Director: PaweL Pawlikowski (the woman in the fifth, ida)
Starring: Joanna Kulig, Tomasz Kot, Borys Szyc, and Agata Kulesza
REVIEWER: lyall carter
Two mismatched lovers are caught between East and West in 1950s Europe in this ravishing, music-fuelled romantic drama.
Cold War comes with more acclaim than most films. Director Pawel Pawlikowski won Best Director at Cannes, was nominated for Best Foreign Language Film and Best Director at the Oscars, as well as garnering a swag of other wins and nominations. To put it bluntly - this film's got game. But unfortunately it doesn't quite live up to expectations.
Wiktor is a musical director for a travelling folk band, and early on we see him auditioning local singers for the troupe. It is here where he meets the attractive and aurally talented Zula, and soon they are together having fallen in love. They begin a journey that will take them across Europe, through the Iron Curtain of the Cold War of the title, while on a deeply personal one also, as we witness their stormy, passionate on/off affair at various points in time across the continent.
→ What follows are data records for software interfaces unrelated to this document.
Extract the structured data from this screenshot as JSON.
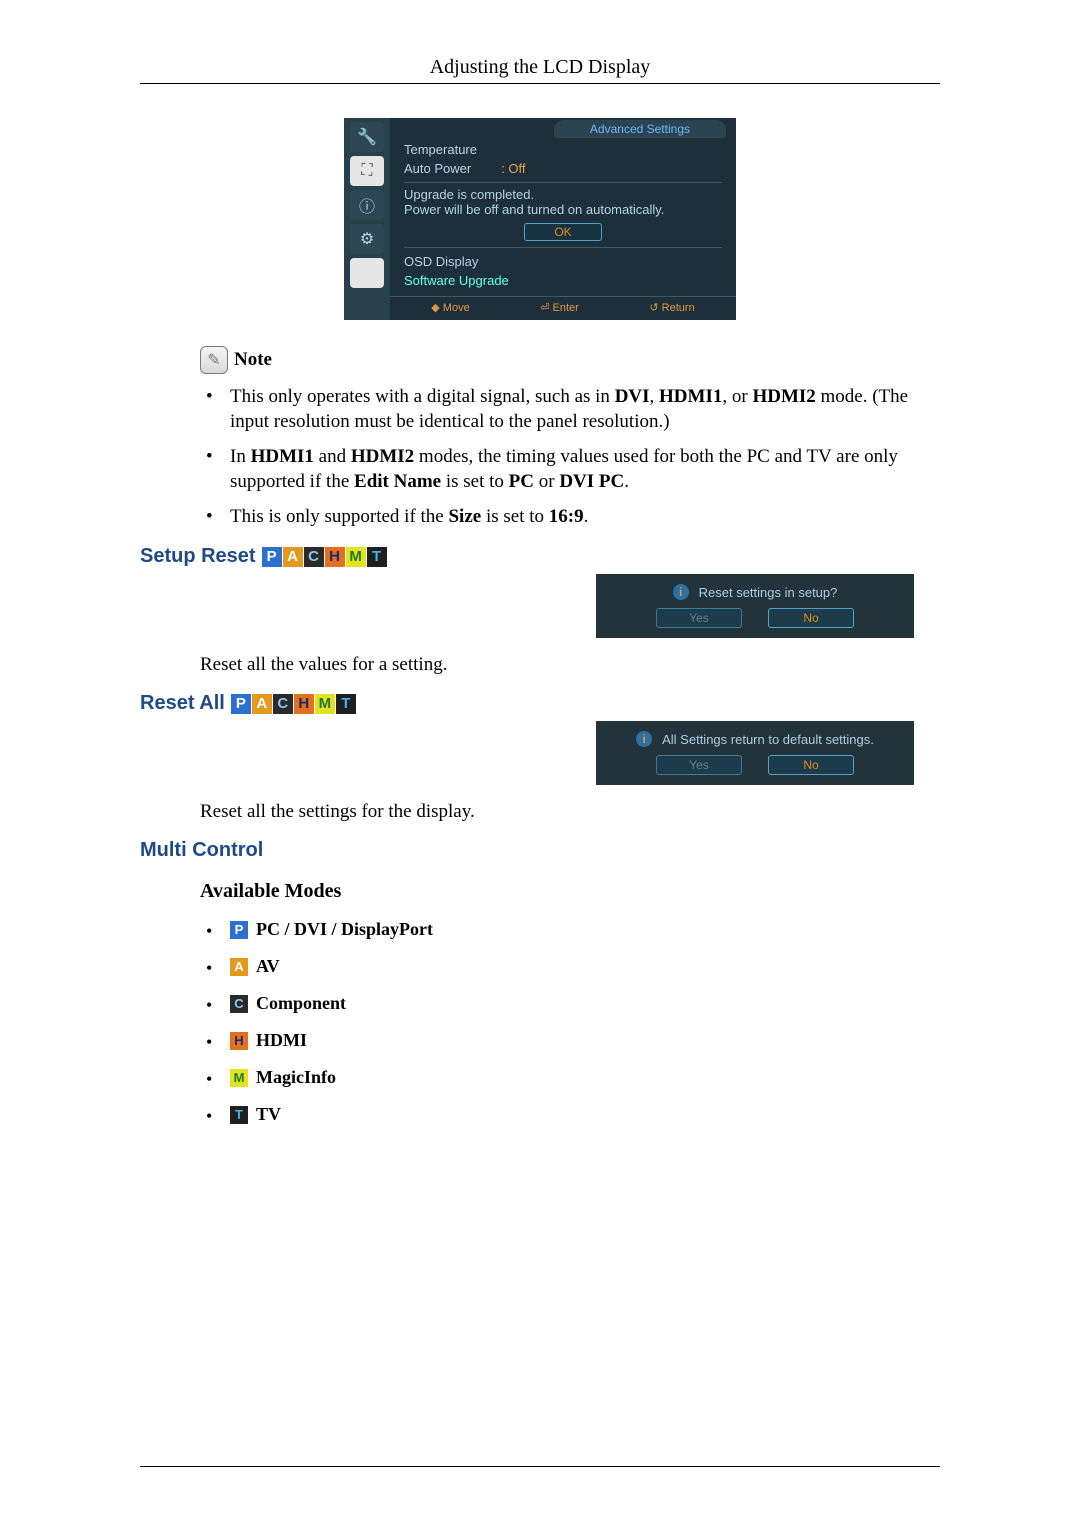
{
  "header": {
    "title": "Adjusting the LCD Display"
  },
  "osd": {
    "tab": "Advanced Settings",
    "rows": [
      {
        "label": "Temperature",
        "value": ""
      },
      {
        "label": "Auto Power",
        "value": ": Off"
      }
    ],
    "message_line1": "Upgrade is completed.",
    "message_line2": "Power will be off and turned on automatically.",
    "ok": "OK",
    "items": [
      {
        "label": "OSD Display",
        "active": false
      },
      {
        "label": "Software Upgrade",
        "active": true
      }
    ],
    "footer": {
      "move": "◆ Move",
      "enter": "⏎ Enter",
      "return": "↺ Return"
    }
  },
  "note_label": "Note",
  "notes": [
    {
      "parts": [
        "This only operates with a digital signal, such as in ",
        "DVI",
        ", ",
        "HDMI1",
        ", or ",
        "HDMI2",
        " mode. (The input resolution must be identical to the panel resolution.)"
      ]
    },
    {
      "parts": [
        "In ",
        "HDMI1",
        " and ",
        "HDMI2",
        " modes, the timing values used for both the PC and TV are only supported if the ",
        "Edit Name",
        " is set to ",
        "PC",
        " or ",
        "DVI PC",
        "."
      ]
    },
    {
      "parts": [
        "This is only supported if the ",
        "Size",
        " is set to ",
        "16:9",
        "."
      ]
    }
  ],
  "setup_reset": {
    "title": "Setup Reset",
    "dialog": {
      "question": "Reset settings in setup?",
      "yes": "Yes",
      "no": "No"
    },
    "desc": "Reset all the values for a setting."
  },
  "reset_all": {
    "title": "Reset All",
    "dialog": {
      "question": "All Settings return to default settings.",
      "yes": "Yes",
      "no": "No"
    },
    "desc": "Reset all the settings for the display."
  },
  "multi_control": {
    "title": "Multi Control",
    "avail": "Available Modes",
    "modes": [
      {
        "code": "P",
        "label": " PC / DVI / DisplayPort"
      },
      {
        "code": "A",
        "label": " AV"
      },
      {
        "code": "C",
        "label": " Component"
      },
      {
        "code": "H",
        "label": " HDMI"
      },
      {
        "code": "M",
        "label": " MagicInfo"
      },
      {
        "code": "T",
        "label": " TV"
      }
    ]
  },
  "mode_codes": [
    "P",
    "A",
    "C",
    "H",
    "M",
    "T"
  ]
}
Don't get me wrong Cold War is an exquisite looking film. The cinematography - the barren landscapes, singing locals, and old Europe are given a particularly gorgeous glow from the black and white palette the film makers chose for the film. There is no doubt about it - Cold War looks like a living, breathing work of art.
Its the thrust of the narrative - the on again off again romance between Wiktor and Zula that lies at the very heart of the movie, which left me a little cold. I guess I just didn't completely buy it and because of that I became distracted.
Joanna Kulig and Tomasz Kot give wonderful performances full of grace and passion, aiding by a terrific supporting cast.
Exquisite cinematography and wonderful performance don't quite make up for a lacklustre narrative.